▶

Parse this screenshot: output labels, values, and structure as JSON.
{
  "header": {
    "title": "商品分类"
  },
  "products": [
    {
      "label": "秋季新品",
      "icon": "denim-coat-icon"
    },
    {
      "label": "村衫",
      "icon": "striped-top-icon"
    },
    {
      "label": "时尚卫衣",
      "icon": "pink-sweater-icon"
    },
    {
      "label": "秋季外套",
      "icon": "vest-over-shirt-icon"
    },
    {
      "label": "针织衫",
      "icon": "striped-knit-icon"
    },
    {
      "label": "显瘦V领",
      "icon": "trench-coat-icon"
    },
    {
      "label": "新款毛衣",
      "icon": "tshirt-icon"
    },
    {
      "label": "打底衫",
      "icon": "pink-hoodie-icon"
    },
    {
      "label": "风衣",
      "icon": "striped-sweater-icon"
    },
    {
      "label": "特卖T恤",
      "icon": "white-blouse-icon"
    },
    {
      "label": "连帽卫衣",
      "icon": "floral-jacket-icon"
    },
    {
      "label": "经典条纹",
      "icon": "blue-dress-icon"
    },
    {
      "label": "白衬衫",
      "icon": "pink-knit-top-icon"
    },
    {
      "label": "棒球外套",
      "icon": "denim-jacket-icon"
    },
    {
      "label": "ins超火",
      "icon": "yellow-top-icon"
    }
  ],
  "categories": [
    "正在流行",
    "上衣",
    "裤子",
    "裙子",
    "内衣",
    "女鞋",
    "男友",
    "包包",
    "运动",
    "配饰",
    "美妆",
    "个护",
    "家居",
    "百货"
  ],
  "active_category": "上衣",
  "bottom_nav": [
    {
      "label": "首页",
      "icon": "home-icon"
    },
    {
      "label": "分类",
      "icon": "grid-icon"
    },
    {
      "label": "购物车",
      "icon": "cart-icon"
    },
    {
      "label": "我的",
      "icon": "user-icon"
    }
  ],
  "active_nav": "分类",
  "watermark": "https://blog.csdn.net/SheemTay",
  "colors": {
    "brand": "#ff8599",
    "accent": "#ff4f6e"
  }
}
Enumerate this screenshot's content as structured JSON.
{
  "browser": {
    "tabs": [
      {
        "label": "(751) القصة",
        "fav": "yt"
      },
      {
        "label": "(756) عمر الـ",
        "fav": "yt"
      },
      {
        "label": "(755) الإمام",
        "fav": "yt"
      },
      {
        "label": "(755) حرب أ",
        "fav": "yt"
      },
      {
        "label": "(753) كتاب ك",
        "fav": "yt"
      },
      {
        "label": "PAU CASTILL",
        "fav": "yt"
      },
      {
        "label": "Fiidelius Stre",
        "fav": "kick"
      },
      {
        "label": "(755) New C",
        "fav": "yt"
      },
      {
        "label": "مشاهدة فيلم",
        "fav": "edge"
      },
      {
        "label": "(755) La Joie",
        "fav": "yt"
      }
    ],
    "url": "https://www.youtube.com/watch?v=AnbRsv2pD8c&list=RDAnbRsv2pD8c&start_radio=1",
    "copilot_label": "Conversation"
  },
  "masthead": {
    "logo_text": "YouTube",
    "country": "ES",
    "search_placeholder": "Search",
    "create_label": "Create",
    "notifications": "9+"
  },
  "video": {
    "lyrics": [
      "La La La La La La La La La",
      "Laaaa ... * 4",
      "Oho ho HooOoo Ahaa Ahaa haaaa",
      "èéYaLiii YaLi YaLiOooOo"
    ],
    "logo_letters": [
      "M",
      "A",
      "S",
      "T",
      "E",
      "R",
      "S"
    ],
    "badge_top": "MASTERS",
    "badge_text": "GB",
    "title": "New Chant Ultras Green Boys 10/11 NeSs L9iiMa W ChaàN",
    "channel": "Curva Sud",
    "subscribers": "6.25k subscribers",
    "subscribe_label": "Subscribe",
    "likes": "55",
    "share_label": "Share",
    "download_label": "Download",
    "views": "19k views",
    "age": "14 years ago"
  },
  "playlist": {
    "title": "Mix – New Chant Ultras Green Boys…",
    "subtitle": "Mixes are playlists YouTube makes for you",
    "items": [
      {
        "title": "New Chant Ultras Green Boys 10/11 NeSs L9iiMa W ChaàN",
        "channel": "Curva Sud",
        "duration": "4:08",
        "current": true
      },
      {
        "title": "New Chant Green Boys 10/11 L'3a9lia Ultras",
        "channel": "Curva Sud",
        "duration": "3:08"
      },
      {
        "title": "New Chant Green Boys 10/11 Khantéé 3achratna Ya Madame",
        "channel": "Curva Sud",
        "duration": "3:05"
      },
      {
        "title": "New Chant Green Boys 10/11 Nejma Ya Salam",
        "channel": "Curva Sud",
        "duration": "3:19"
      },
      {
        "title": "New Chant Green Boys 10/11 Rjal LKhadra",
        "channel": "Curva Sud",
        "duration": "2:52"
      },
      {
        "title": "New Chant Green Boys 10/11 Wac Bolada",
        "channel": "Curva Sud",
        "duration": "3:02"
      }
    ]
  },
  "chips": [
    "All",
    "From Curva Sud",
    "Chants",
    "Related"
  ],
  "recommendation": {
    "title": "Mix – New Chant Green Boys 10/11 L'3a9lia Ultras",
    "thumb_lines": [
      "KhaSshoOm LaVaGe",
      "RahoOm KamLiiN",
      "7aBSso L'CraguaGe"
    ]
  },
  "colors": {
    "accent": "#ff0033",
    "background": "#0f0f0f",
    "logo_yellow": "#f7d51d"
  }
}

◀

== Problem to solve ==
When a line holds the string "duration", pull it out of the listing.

== Final answer ==
        "duration": "4:08",
        "duration": "3:08"
        "duration": "3:05"
        "duration": "3:19"
        "duration": "2:52"
        "duration": "3:02"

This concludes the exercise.